Segment Start: Record excerpts

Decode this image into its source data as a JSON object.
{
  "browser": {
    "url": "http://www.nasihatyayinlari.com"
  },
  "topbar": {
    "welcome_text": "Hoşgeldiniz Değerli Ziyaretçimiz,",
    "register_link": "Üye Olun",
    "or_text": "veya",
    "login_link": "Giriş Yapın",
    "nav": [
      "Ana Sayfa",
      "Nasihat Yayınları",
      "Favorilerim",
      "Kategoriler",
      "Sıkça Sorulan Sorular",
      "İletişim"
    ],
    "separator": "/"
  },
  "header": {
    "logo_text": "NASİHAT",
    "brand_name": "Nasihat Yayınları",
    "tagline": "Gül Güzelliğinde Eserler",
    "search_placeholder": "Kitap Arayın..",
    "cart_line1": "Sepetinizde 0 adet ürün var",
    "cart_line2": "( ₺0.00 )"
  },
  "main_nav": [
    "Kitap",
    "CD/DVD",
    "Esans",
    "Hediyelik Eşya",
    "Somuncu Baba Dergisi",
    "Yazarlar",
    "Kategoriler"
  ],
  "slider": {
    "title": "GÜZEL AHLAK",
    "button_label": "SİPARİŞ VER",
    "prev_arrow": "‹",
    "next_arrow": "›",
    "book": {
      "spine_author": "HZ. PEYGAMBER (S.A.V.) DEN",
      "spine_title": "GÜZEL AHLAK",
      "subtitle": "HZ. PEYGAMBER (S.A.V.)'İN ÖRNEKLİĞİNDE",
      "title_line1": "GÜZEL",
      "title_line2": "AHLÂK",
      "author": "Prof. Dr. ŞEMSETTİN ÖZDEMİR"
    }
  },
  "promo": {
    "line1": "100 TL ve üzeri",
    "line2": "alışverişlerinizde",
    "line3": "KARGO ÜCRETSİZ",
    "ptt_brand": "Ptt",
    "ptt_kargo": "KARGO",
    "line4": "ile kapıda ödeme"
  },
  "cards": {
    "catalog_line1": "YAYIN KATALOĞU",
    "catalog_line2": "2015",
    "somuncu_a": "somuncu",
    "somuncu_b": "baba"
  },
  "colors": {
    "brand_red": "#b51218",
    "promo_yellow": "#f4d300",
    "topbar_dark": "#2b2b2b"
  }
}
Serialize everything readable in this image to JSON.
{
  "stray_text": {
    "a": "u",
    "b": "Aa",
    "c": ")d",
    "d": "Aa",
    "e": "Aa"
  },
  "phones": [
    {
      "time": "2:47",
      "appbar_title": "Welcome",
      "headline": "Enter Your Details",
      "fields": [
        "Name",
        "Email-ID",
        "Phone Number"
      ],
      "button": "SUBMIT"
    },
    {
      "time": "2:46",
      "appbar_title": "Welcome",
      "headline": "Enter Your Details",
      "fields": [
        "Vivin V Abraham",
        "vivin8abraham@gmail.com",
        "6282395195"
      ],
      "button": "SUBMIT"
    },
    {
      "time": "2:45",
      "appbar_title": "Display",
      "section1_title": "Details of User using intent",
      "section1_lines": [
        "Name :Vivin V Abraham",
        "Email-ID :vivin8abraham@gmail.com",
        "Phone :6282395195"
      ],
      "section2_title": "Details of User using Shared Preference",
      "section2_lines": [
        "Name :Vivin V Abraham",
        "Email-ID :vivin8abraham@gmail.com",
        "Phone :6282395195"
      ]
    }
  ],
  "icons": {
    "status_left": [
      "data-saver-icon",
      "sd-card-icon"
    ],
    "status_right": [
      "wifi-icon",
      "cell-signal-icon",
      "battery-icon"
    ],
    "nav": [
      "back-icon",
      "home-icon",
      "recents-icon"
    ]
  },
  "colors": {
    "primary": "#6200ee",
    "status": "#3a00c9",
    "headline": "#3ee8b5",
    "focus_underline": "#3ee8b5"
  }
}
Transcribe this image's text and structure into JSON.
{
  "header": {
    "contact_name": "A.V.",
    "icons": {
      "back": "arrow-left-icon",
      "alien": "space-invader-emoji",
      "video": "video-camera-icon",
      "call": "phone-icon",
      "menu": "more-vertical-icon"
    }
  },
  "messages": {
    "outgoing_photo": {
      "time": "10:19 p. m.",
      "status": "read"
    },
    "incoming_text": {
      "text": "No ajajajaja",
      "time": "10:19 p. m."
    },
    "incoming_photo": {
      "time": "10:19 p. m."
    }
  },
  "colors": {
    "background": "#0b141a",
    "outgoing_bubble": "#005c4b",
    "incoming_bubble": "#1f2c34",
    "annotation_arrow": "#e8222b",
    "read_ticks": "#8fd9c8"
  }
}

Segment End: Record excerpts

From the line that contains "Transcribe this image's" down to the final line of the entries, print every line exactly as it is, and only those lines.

Transcribe this image's text and structure into JSON.
{
  "header": {
    "contact_name": "A.V.",
    "icons": {
      "back": "arrow-left-icon",
      "alien": "space-invader-emoji",
      "video": "video-camera-icon",
      "call": "phone-icon",
      "menu": "more-vertical-icon"
    }
  },
  "messages": {
    "outgoing_photo": {
      "time": "10:19 p. m.",
      "status": "read"
    },
    "incoming_text": {
      "text": "No ajajajaja",
      "time": "10:19 p. m."
    },
    "incoming_photo": {
      "time": "10:19 p. m."
    }
  },
  "colors": {
    "background": "#0b141a",
    "outgoing_bubble": "#005c4b",
    "incoming_bubble": "#1f2c34",
    "annotation_arrow": "#e8222b",
    "read_ticks": "#8fd9c8"
  }
}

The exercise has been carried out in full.